On Tuesday, New York Fed President, William Dudley, and some of his colleagues from the Fed made hawkish comments. What do they mean for the gold market?
Many analysts believe that Trump’s speech to Congress was overshadowed by comments from the Fed officials. What did they say? First of all, Dudley, who is a permanent voting member of the FOMC, told the CNN’s reporters that the case for tightening monetary policy “has become a lot more compelling” since the presidential election.
Similarly, San Francisco Fed President John Williams said that an interest rate increase was likely to receive “serious consideration” during the March FOMC meeting. Also on Tuesday, Philadelphia Fed President, Patrick Harker, repeated that he sees three rate hikes in 2017. St. Louis Fed President James Bullard pointed out that the U.S. central bank has essentially achieved its dual mandate, so it should start to reduce its balance sheet. However, he was more cautious when it comes to the rate hike in March. Finally, on Wednesday, Dallas Fed President Robert Kaplan reiterated his view that rates should rise sooner rather than later.
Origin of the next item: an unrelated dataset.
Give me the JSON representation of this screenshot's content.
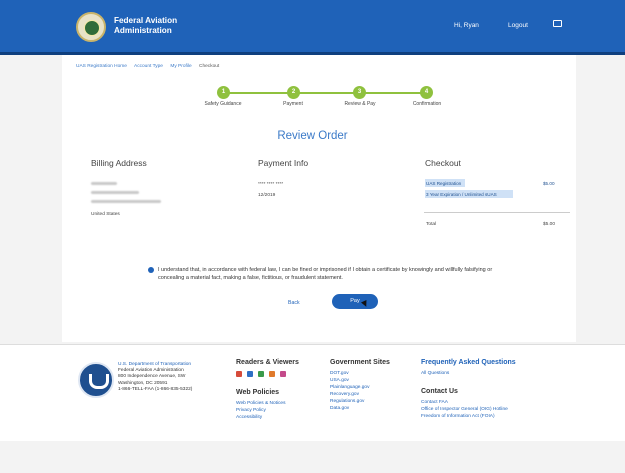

As a result, the U.S. dollar and Treasury yields jumped, while market odds of an interest rate increase this month surged from 35.4 percent to 68.6 percent. As we wrote in February, the U.S. central bank is on track to raise interest rates, and March is a live meeting. This should be negative for the gold market.
The bottom line is that several Fed officials jolted markets into higher expectations for a March U.S. interest rate increase. It strengthened the greenback and made Treasury yields rise. Although gold rebounded during afternoon trading from the earlier daily lows, its fundamentals deteriorated: rising expectations of an interest rate hike, stronger greenback and higher yields may be a headwind for the yellow metal.